What to Look and Listen For
The common redpoll is a small, active, vocal, and highly gregarious bird. Both males and females have the namesake ruby red forehead (poll has its origin in a word meaning “head” or “top”) and brown streaking from the red cap all the way down the back. A dark face and chin frame a small, conical, yellow bill with a dark culmen. The flanks are streaked, the belly white, the legs dark, and the tail deeply notched. The wings have a white wing bar.
Individual birds show a good deal of variability in their overall pallor and streakiness, and there are moderate sex-related differences as well. Males are identified by a pink wash on the breast, and this too is highly variable among individuals.

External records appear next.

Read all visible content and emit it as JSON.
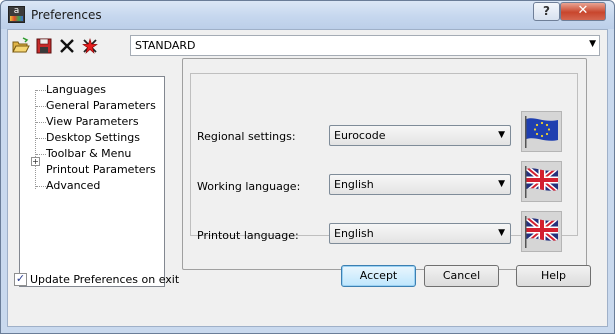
{
  "window": {
    "title": "Preferences",
    "help_glyph": "?",
    "close_glyph": "✕",
    "app_icon_letter": "a"
  },
  "toolbar": {
    "icons": [
      "open-folder-icon",
      "save-icon",
      "delete-icon",
      "new-star-icon"
    ],
    "profile_value": "STANDARD",
    "dropdown_glyph": "▼"
  },
  "tree": {
    "items": [
      {
        "label": "Languages",
        "selected": true
      },
      {
        "label": "General Parameters"
      },
      {
        "label": "View Parameters"
      },
      {
        "label": "Desktop Settings"
      },
      {
        "label": "Toolbar & Menu"
      },
      {
        "label": "Printout Parameters",
        "expandable": true
      },
      {
        "label": "Advanced"
      }
    ],
    "expander_glyph": "+"
  },
  "languages": {
    "rows": [
      {
        "label": "Regional settings:",
        "value": "Eurocode",
        "flag": "eu-flag-icon"
      },
      {
        "label": "Working language:",
        "value": "English",
        "flag": "uk-flag-icon"
      },
      {
        "label": "Printout language:",
        "value": "English",
        "flag": "uk-flag-icon"
      }
    ],
    "arrow_glyph": "▼"
  },
  "footer": {
    "update_label": "Update Preferences on exit",
    "update_checked": true,
    "check_glyph": "✓",
    "accept_label": "Accept",
    "cancel_label": "Cancel",
    "help_label": "Help"
  },
  "colors": {
    "titlebar": "#c6d7ee",
    "close_button": "#c8462d",
    "default_button_border": "#3c7fb1",
    "eu_blue": "#1f3fb0",
    "eu_star": "#f2d22a",
    "uk_blue": "#24307c",
    "uk_red": "#d3202f"
  }
}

The female’s breast is mostly white.
Like goldfinches, redpolls have an undulating flight with an alternating flap and glide, holding the wings to the body on the glide. Their flight call is described as zit-zit, zit-zit.
Don’t miss the opportunity to identify a rarer hoary redpoll among flocks of common redpolls, especially in Canada and the northernmost U.S. It’s a tough call, but worth the examination if you identify one.
When and Where to Look
In fall migration, common redpolls move from September through December from the northern portion of their range and may be seen through May. In irruption years, the movement seems more condensed, starting in mid- to late December with significant numbers by mid-January and departures starting in March.
The extent of the birds’ southern invasion depends on food supplies. In widespread irruption years, they can be found as far south as Colorado, Missouri, and Virginia. In November 2007, a first-ever common redpoll was documented in New Mexico.
Redpolls are easily attracted to feeders filled with fresh Nyjer or hulled sunflower seed. Like goldfinches, they move around a lot through the winter day in search of food. Their arrival progresses in stages: The initial group arrives, alighting first in the trees. The flock grows as more birds join them. Then a small group peels off to move in to the feeders, followed by other small groups until the feeders are fully occupied. Overflow birds forage on the ground. —Nancy Castillo